### Task details
Could you copy the lines below exactly, leaving none out?

*** Material for the task ***

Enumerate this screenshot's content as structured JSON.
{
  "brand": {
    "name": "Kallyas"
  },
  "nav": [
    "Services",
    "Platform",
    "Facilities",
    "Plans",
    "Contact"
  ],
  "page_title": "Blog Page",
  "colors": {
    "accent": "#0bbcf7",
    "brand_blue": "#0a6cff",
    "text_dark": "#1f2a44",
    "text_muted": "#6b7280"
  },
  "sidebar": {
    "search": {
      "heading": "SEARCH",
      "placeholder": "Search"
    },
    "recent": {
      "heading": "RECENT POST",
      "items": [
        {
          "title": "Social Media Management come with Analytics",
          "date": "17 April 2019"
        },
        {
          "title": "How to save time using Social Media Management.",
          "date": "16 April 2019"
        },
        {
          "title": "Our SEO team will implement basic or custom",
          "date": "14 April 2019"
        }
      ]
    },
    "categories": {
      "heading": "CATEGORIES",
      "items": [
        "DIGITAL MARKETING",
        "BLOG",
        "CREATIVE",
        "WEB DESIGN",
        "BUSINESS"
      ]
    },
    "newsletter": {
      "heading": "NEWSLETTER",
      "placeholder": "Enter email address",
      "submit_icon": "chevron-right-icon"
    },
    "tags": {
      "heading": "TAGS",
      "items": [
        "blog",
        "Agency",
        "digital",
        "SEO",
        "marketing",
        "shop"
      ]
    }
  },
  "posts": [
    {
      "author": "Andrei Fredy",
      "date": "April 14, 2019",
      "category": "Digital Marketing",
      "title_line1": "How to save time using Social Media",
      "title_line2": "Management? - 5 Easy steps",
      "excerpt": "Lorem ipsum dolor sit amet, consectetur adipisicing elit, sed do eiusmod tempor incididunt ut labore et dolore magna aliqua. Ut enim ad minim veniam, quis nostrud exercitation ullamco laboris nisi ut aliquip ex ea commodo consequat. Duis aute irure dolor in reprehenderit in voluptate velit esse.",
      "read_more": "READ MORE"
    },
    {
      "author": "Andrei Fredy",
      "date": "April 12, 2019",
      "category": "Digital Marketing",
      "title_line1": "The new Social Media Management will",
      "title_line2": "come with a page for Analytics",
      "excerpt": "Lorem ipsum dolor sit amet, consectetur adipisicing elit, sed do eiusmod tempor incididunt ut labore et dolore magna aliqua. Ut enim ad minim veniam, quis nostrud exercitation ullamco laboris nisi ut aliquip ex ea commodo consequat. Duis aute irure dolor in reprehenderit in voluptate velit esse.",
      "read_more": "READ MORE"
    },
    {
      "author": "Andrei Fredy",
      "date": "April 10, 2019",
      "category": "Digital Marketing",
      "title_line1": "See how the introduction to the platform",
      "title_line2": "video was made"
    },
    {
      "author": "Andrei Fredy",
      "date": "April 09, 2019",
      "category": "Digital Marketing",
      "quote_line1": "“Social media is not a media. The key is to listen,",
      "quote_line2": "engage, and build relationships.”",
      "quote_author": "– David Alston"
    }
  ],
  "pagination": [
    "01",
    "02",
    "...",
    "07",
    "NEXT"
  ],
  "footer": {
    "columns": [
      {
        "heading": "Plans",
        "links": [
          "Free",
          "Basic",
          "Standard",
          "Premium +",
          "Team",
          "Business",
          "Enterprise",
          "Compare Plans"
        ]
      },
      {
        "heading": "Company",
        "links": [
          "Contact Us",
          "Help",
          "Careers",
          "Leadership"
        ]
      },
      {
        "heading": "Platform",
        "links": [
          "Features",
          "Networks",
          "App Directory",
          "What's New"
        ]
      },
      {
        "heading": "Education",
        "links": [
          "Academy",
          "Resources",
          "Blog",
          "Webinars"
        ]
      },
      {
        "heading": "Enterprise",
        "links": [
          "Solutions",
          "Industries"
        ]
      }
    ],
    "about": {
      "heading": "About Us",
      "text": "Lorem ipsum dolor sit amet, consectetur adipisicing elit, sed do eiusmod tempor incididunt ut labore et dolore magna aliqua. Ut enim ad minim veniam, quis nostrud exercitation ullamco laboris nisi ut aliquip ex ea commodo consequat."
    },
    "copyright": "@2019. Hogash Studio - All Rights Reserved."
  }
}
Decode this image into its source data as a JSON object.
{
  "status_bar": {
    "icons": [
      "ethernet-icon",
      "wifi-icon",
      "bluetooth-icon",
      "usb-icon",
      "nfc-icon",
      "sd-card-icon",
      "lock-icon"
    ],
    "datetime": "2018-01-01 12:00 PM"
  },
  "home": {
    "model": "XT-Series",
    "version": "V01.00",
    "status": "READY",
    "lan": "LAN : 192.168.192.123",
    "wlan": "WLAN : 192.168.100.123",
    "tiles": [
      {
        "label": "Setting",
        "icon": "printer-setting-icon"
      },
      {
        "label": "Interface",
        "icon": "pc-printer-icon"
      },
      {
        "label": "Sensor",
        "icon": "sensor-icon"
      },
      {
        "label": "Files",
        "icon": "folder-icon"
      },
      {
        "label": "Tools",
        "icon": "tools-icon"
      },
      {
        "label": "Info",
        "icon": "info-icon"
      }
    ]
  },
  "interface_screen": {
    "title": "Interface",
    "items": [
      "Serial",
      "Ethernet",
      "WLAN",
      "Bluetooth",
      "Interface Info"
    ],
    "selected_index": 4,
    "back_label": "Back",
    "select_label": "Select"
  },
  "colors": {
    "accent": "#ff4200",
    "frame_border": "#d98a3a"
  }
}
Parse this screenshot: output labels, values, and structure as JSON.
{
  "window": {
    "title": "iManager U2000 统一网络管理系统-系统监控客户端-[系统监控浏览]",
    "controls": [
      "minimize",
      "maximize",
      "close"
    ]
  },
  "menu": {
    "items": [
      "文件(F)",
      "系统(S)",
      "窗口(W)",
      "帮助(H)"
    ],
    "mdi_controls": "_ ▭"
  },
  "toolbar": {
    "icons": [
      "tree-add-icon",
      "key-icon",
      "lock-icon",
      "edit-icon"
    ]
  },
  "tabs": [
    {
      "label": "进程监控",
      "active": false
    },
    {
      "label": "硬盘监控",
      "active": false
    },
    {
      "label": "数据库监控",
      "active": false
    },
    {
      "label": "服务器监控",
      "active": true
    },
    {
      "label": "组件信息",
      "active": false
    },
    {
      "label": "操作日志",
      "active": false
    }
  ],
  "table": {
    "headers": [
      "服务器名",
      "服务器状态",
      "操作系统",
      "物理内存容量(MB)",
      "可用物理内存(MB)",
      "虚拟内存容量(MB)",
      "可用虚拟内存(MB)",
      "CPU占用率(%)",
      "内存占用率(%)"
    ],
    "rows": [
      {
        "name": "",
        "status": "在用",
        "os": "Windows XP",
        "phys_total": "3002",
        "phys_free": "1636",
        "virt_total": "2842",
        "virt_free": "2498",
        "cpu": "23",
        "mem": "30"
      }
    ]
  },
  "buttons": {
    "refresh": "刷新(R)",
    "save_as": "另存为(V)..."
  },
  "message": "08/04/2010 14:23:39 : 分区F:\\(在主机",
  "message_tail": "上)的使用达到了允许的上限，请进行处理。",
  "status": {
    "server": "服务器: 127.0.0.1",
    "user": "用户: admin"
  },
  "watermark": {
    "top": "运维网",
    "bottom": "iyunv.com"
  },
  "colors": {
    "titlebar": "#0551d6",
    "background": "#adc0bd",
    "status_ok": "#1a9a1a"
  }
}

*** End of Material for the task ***

### Response to the exercise
Enumerate this screenshot's content as structured JSON.
{
  "brand": {
    "name": "Kallyas"
  },
  "nav": [
    "Services",
    "Platform",
    "Facilities",
    "Plans",
    "Contact"
  ],
  "page_title": "Blog Page",
  "colors": {
    "accent": "#0bbcf7",
    "brand_blue": "#0a6cff",
    "text_dark": "#1f2a44",
    "text_muted": "#6b7280"
  },
  "sidebar": {
    "search": {
      "heading": "SEARCH",
      "placeholder": "Search"
    },
    "recent": {
      "heading": "RECENT POST",
      "items": [
        {
          "title": "Social Media Management come with Analytics",
          "date": "17 April 2019"
        },
        {
          "title": "How to save time using Social Media Management.",
          "date": "16 April 2019"
        },
        {
          "title": "Our SEO team will implement basic or custom",
          "date": "14 April 2019"
        }
      ]
    },
    "categories": {
      "heading": "CATEGORIES",
      "items": [
        "DIGITAL MARKETING",
        "BLOG",
        "CREATIVE",
        "WEB DESIGN",
        "BUSINESS"
      ]
    },
    "newsletter": {
      "heading": "NEWSLETTER",
      "placeholder": "Enter email address",
      "submit_icon": "chevron-right-icon"
    },
    "tags": {
      "heading": "TAGS",
      "items": [
        "blog",
        "Agency",
        "digital",
        "SEO",
        "marketing",
        "shop"
      ]
    }
  },
  "posts": [
    {
      "author": "Andrei Fredy",
      "date": "April 14, 2019",
      "category": "Digital Marketing",
      "title_line1": "How to save time using Social Media",
      "title_line2": "Management? - 5 Easy steps",
      "excerpt": "Lorem ipsum dolor sit amet, consectetur adipisicing elit, sed do eiusmod tempor incididunt ut labore et dolore magna aliqua. Ut enim ad minim veniam, quis nostrud exercitation ullamco laboris nisi ut aliquip ex ea commodo consequat. Duis aute irure dolor in reprehenderit in voluptate velit esse.",
      "read_more": "READ MORE"
    },
    {
      "author": "Andrei Fredy",
      "date": "April 12, 2019",
      "category": "Digital Marketing",
      "title_line1": "The new Social Media Management will",
      "title_line2": "come with a page for Analytics",
      "excerpt": "Lorem ipsum dolor sit amet, consectetur adipisicing elit, sed do eiusmod tempor incididunt ut labore et dolore magna aliqua. Ut enim ad minim veniam, quis nostrud exercitation ullamco laboris nisi ut aliquip ex ea commodo consequat. Duis aute irure dolor in reprehenderit in voluptate velit esse.",
      "read_more": "READ MORE"
    },
    {
      "author": "Andrei Fredy",
      "date": "April 10, 2019",
      "category": "Digital Marketing",
      "title_line1": "See how the introduction to the platform",
      "title_line2": "video was made"
    },
    {
      "author": "Andrei Fredy",
      "date": "April 09, 2019",
      "category": "Digital Marketing",
      "quote_line1": "“Social media is not a media. The key is to listen,",
      "quote_line2": "engage, and build relationships.”",
      "quote_author": "– David Alston"
    }
  ],
  "pagination": [
    "01",
    "02",
    "...",
    "07",
    "NEXT"
  ],
  "footer": {
    "columns": [
      {
        "heading": "Plans",
        "links": [
          "Free",
          "Basic",
          "Standard",
          "Premium +",
          "Team",
          "Business",
          "Enterprise",
          "Compare Plans"
        ]
      },
      {
        "heading": "Company",
        "links": [
          "Contact Us",
          "Help",
          "Careers",
          "Leadership"
        ]
      },
      {
        "heading": "Platform",
        "links": [
          "Features",
          "Networks",
          "App Directory",
          "What's New"
        ]
      },
      {
        "heading": "Education",
        "links": [
          "Academy",
          "Resources",
          "Blog",
          "Webinars"
        ]
      },
      {
        "heading": "Enterprise",
        "links": [
          "Solutions",
          "Industries"
        ]
      }
    ],
    "about": {
      "heading": "About Us",
      "text": "Lorem ipsum dolor sit amet, consectetur adipisicing elit, sed do eiusmod tempor incididunt ut labore et dolore magna aliqua. Ut enim ad minim veniam, quis nostrud exercitation ullamco laboris nisi ut aliquip ex ea commodo consequat."
    },
    "copyright": "@2019. Hogash Studio - All Rights Reserved."
  }
}
Decode this image into its source data as a JSON object.
{
  "status_bar": {
    "icons": [
      "ethernet-icon",
      "wifi-icon",
      "bluetooth-icon",
      "usb-icon",
      "nfc-icon",
      "sd-card-icon",
      "lock-icon"
    ],
    "datetime": "2018-01-01 12:00 PM"
  },
  "home": {
    "model": "XT-Series",
    "version": "V01.00",
    "status": "READY",
    "lan": "LAN : 192.168.192.123",
    "wlan": "WLAN : 192.168.100.123",
    "tiles": [
      {
        "label": "Setting",
        "icon": "printer-setting-icon"
      },
      {
        "label": "Interface",
        "icon": "pc-printer-icon"
      },
      {
        "label": "Sensor",
        "icon": "sensor-icon"
      },
      {
        "label": "Files",
        "icon": "folder-icon"
      },
      {
        "label": "Tools",
        "icon": "tools-icon"
      },
      {
        "label": "Info",
        "icon": "info-icon"
      }
    ]
  },
  "interface_screen": {
    "title": "Interface",
    "items": [
      "Serial",
      "Ethernet",
      "WLAN",
      "Bluetooth",
      "Interface Info"
    ],
    "selected_index": 4,
    "back_label": "Back",
    "select_label": "Select"
  },
  "colors": {
    "accent": "#ff4200",
    "frame_border": "#d98a3a"
  }
}
Parse this screenshot: output labels, values, and structure as JSON.
{
  "window": {
    "title": "iManager U2000 统一网络管理系统-系统监控客户端-[系统监控浏览]",
    "controls": [
      "minimize",
      "maximize",
      "close"
    ]
  },
  "menu": {
    "items": [
      "文件(F)",
      "系统(S)",
      "窗口(W)",
      "帮助(H)"
    ],
    "mdi_controls": "_ ▭"
  },
  "toolbar": {
    "icons": [
      "tree-add-icon",
      "key-icon",
      "lock-icon",
      "edit-icon"
    ]
  },
  "tabs": [
    {
      "label": "进程监控",
      "active": false
    },
    {
      "label": "硬盘监控",
      "active": false
    },
    {
      "label": "数据库监控",
      "active": false
    },
    {
      "label": "服务器监控",
      "active": true
    },
    {
      "label": "组件信息",
      "active": false
    },
    {
      "label": "操作日志",
      "active": false
    }
  ],
  "table": {
    "headers": [
      "服务器名",
      "服务器状态",
      "操作系统",
      "物理内存容量(MB)",
      "可用物理内存(MB)",
      "虚拟内存容量(MB)",
      "可用虚拟内存(MB)",
      "CPU占用率(%)",
      "内存占用率(%)"
    ],
    "rows": [
      {
        "name": "",
        "status": "在用",
        "os": "Windows XP",
        "phys_total": "3002",
        "phys_free": "1636",
        "virt_total": "2842",
        "virt_free": "2498",
        "cpu": "23",
        "mem": "30"
      }
    ]
  },
  "buttons": {
    "refresh": "刷新(R)",
    "save_as": "另存为(V)..."
  },
  "message": "08/04/2010 14:23:39 : 分区F:\\(在主机",
  "message_tail": "上)的使用达到了允许的上限，请进行处理。",
  "status": {
    "server": "服务器: 127.0.0.1",
    "user": "用户: admin"
  },
  "watermark": {
    "top": "运维网",
    "bottom": "iyunv.com"
  },
  "colors": {
    "titlebar": "#0551d6",
    "background": "#adc0bd",
    "status_ok": "#1a9a1a"
  }
}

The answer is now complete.